■ The task
Look through the records below, and whenever a line contains "checkbox", copy it.

■ Source data
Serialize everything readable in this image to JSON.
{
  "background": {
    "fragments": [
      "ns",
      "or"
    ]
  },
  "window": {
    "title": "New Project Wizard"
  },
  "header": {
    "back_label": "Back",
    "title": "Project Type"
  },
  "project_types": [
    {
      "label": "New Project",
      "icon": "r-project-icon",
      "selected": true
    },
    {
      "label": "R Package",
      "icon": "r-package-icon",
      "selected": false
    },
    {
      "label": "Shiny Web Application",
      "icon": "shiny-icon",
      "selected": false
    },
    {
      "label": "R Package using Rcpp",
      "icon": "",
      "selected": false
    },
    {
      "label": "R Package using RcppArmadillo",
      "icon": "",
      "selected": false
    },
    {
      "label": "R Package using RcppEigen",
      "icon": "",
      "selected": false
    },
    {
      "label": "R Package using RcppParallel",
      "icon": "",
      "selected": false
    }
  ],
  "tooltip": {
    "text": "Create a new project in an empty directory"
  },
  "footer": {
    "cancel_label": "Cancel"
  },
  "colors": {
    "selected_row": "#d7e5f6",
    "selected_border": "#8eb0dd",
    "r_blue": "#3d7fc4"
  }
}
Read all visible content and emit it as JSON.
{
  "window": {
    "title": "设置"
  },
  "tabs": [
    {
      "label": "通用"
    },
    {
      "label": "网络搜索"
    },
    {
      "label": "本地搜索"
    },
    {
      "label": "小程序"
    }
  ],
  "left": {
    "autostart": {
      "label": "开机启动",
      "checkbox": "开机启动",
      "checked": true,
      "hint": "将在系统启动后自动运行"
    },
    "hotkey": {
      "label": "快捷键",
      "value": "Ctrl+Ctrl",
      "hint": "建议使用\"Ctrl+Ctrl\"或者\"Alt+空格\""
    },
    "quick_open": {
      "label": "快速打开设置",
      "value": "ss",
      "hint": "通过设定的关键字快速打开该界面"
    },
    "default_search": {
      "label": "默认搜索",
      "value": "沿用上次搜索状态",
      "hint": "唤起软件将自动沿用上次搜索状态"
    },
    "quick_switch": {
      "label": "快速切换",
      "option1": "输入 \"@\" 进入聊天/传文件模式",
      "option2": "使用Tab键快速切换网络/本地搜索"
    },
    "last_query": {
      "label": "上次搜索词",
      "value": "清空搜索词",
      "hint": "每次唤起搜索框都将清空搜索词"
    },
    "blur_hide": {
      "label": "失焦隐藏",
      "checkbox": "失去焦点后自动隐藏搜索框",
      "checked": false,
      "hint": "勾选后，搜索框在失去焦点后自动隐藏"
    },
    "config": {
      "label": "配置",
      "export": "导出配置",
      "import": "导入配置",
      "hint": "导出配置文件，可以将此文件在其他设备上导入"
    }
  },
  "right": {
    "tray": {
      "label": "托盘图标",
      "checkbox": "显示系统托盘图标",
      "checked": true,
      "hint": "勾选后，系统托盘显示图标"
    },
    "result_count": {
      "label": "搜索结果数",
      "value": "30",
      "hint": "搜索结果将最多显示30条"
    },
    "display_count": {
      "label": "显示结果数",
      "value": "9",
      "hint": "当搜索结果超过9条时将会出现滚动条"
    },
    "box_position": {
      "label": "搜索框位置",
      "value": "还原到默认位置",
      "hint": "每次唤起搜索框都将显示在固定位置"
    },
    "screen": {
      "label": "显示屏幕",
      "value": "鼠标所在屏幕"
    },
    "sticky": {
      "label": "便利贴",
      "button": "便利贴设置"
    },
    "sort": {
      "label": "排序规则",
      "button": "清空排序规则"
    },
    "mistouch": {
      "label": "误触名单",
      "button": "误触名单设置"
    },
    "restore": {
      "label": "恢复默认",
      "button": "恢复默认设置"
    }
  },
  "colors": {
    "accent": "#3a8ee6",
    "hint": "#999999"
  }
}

■ Expected output
      "checkbox": "开机启动",
      "checkbox": "失去焦点后自动隐藏搜索框",
      "checkbox": "显示系统托盘图标",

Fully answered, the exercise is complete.